▶ TASK OBJECTIVE: Copy every entry below exactly, and keep out the pictures.

*** Block opens ***

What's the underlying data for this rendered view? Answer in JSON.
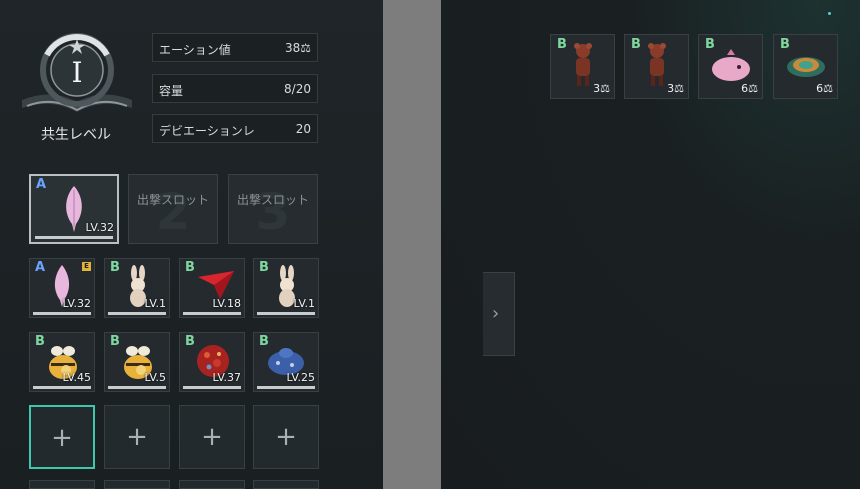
{
  "level_emblem": {
    "numeral": "I",
    "label": "共生レベル"
  },
  "stats": [
    {
      "label": "エーション値",
      "value": "38⚖"
    },
    {
      "label": "容量",
      "value": "8/20"
    },
    {
      "label": "デビエーションレ",
      "value": "20"
    }
  ],
  "slots": [
    {
      "grade": "A",
      "level": "LV.32"
    },
    {
      "text": "出撃スロット",
      "number": "2"
    },
    {
      "text": "出撃スロット",
      "number": "3"
    }
  ],
  "cards": [
    {
      "grade": "A",
      "level": "LV.32",
      "badge": "E",
      "icon": "pink-feather-icon"
    },
    {
      "grade": "B",
      "level": "LV.1",
      "icon": "bunny-plush-icon"
    },
    {
      "grade": "B",
      "level": "LV.18",
      "icon": "red-arrowhead-icon"
    },
    {
      "grade": "B",
      "level": "LV.1",
      "icon": "bunny-plush-icon"
    },
    {
      "grade": "B",
      "level": "LV.45",
      "icon": "bee-icon"
    },
    {
      "grade": "B",
      "level": "LV.5",
      "icon": "bee-icon"
    },
    {
      "grade": "B",
      "level": "LV.37",
      "icon": "red-orb-icon"
    },
    {
      "grade": "B",
      "level": "LV.25",
      "icon": "blue-blob-icon"
    }
  ],
  "add_label": "+",
  "inventory": [
    {
      "grade": "B",
      "count": "3⚖",
      "icon": "brown-figure-icon"
    },
    {
      "grade": "B",
      "count": "3⚖",
      "icon": "brown-figure-icon"
    },
    {
      "grade": "B",
      "count": "6⚖",
      "icon": "pink-bird-icon"
    },
    {
      "grade": "B",
      "count": "6⚖",
      "icon": "turtle-shell-icon"
    }
  ]
}
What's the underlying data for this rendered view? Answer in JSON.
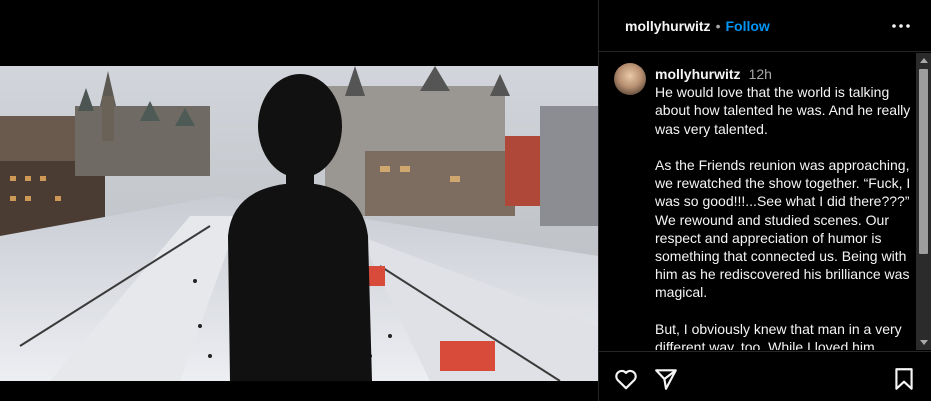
{
  "post": {
    "username": "mollyhurwitz",
    "separator": "•",
    "follow_label": "Follow"
  },
  "comment": {
    "username": "mollyhurwitz",
    "time": "12h",
    "caption": "He would love that the world is talking about how talented he was. And he really was very talented.\n\nAs the Friends reunion was approaching, we rewatched the show together. “Fuck, I was so good!!!...See what I did there???” We rewound and studied scenes. Our respect and appreciation of humor is something that connected us. Being with him as he rediscovered his brilliance was magical.\n\nBut, I obviously knew that man in a very different way, too. While I loved him"
  },
  "icons": {
    "more": "more-options-icon",
    "like": "heart-icon",
    "share": "share-icon",
    "save": "bookmark-icon"
  },
  "colors": {
    "follow": "#0095f6",
    "background": "#000000",
    "text": "#f5f5f5",
    "secondary": "#a8a8a8"
  }
}
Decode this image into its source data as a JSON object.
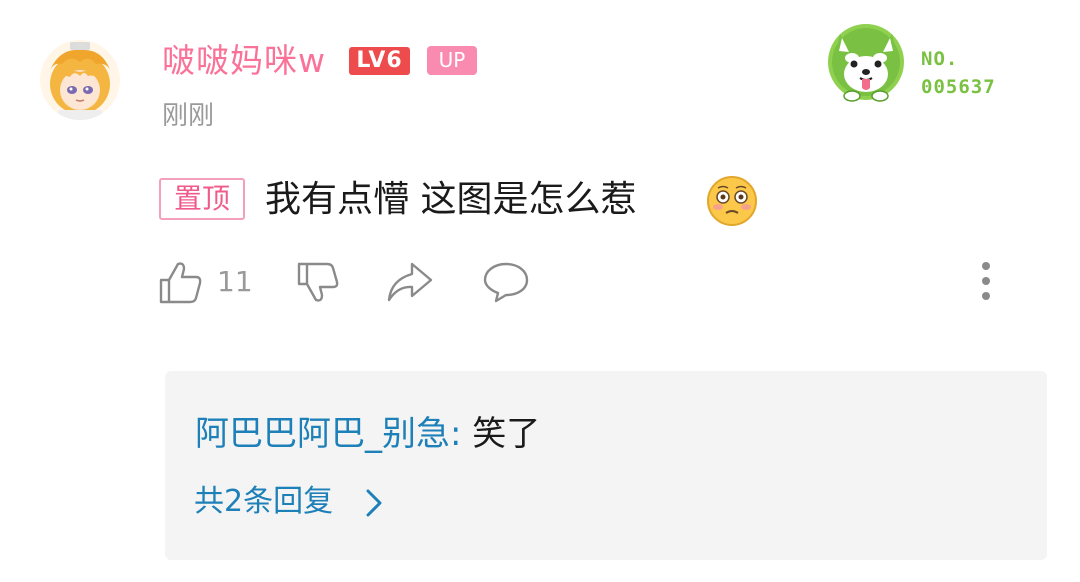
{
  "comment": {
    "username": "啵啵妈咪w",
    "level_badge": "LV6",
    "up_badge": "UP",
    "time": "刚刚",
    "pin_tag": "置顶",
    "text": "我有点懵  这图是怎么惹",
    "emoji": "dizzy-face-emoji",
    "like_count": "11"
  },
  "fan_badge": {
    "label": "NO.",
    "number": "005637",
    "color": "#7ac143"
  },
  "replies": {
    "first_reply_author": "阿巴巴阿巴_别急",
    "first_reply_colon": ": ",
    "first_reply_text": "笑了",
    "view_all_label": "共2条回复"
  },
  "colors": {
    "username": "#fb7299",
    "level_badge": "#ee4c4c",
    "up_badge": "#f98ab0",
    "link": "#1e80b8",
    "muted": "#9a9a9a",
    "reply_bg": "#f4f4f4"
  },
  "icons": {
    "like": "thumbs-up-icon",
    "dislike": "thumbs-down-icon",
    "share": "share-icon",
    "reply": "reply-bubble-icon",
    "more": "more-vertical-icon",
    "chevron": "chevron-right-icon"
  }
}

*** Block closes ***

▶ SOLUTION TO THIS TASK:
What's the underlying data for this rendered view? Answer in JSON.
{
  "level_emblem": {
    "numeral": "I",
    "label": "共生レベル"
  },
  "stats": [
    {
      "label": "エーション値",
      "value": "38⚖"
    },
    {
      "label": "容量",
      "value": "8/20"
    },
    {
      "label": "デビエーションレ",
      "value": "20"
    }
  ],
  "slots": [
    {
      "grade": "A",
      "level": "LV.32"
    },
    {
      "text": "出撃スロット",
      "number": "2"
    },
    {
      "text": "出撃スロット",
      "number": "3"
    }
  ],
  "cards": [
    {
      "grade": "A",
      "level": "LV.32",
      "badge": "E",
      "icon": "pink-feather-icon"
    },
    {
      "grade": "B",
      "level": "LV.1",
      "icon": "bunny-plush-icon"
    },
    {
      "grade": "B",
      "level": "LV.18",
      "icon": "red-arrowhead-icon"
    },
    {
      "grade": "B",
      "level": "LV.1",
      "icon": "bunny-plush-icon"
    },
    {
      "grade": "B",
      "level": "LV.45",
      "icon": "bee-icon"
    },
    {
      "grade": "B",
      "level": "LV.5",
      "icon": "bee-icon"
    },
    {
      "grade": "B",
      "level": "LV.37",
      "icon": "red-orb-icon"
    },
    {
      "grade": "B",
      "level": "LV.25",
      "icon": "blue-blob-icon"
    }
  ],
  "add_label": "+",
  "inventory": [
    {
      "grade": "B",
      "count": "3⚖",
      "icon": "brown-figure-icon"
    },
    {
      "grade": "B",
      "count": "3⚖",
      "icon": "brown-figure-icon"
    },
    {
      "grade": "B",
      "count": "6⚖",
      "icon": "pink-bird-icon"
    },
    {
      "grade": "B",
      "count": "6⚖",
      "icon": "turtle-shell-icon"
    }
  ]
}
What's the underlying data for this rendered view? Answer in JSON.
{
  "post": {
    "username": "mollyhurwitz",
    "separator": "•",
    "follow_label": "Follow"
  },
  "comment": {
    "username": "mollyhurwitz",
    "time": "12h",
    "caption": "He would love that the world is talking about how talented he was. And he really was very talented.\n\nAs the Friends reunion was approaching, we rewatched the show together. “Fuck, I was so good!!!...See what I did there???” We rewound and studied scenes. Our respect and appreciation of humor is something that connected us. Being with him as he rediscovered his brilliance was magical.\n\nBut, I obviously knew that man in a very different way, too. While I loved him"
  },
  "icons": {
    "more": "more-options-icon",
    "like": "heart-icon",
    "share": "share-icon",
    "save": "bookmark-icon"
  },
  "colors": {
    "follow": "#0095f6",
    "background": "#000000",
    "text": "#f5f5f5",
    "secondary": "#a8a8a8"
  }
}
Decode this image into its source data as a JSON object.
{
  "comment": {
    "username": "啵啵妈咪w",
    "level_badge": "LV6",
    "up_badge": "UP",
    "time": "刚刚",
    "pin_tag": "置顶",
    "text": "我有点懵  这图是怎么惹",
    "emoji": "dizzy-face-emoji",
    "like_count": "11"
  },
  "fan_badge": {
    "label": "NO.",
    "number": "005637",
    "color": "#7ac143"
  },
  "replies": {
    "first_reply_author": "阿巴巴阿巴_别急",
    "first_reply_colon": ": ",
    "first_reply_text": "笑了",
    "view_all_label": "共2条回复"
  },
  "colors": {
    "username": "#fb7299",
    "level_badge": "#ee4c4c",
    "up_badge": "#f98ab0",
    "link": "#1e80b8",
    "muted": "#9a9a9a",
    "reply_bg": "#f4f4f4"
  },
  "icons": {
    "like": "thumbs-up-icon",
    "dislike": "thumbs-down-icon",
    "share": "share-icon",
    "reply": "reply-bubble-icon",
    "more": "more-vertical-icon",
    "chevron": "chevron-right-icon"
  }
}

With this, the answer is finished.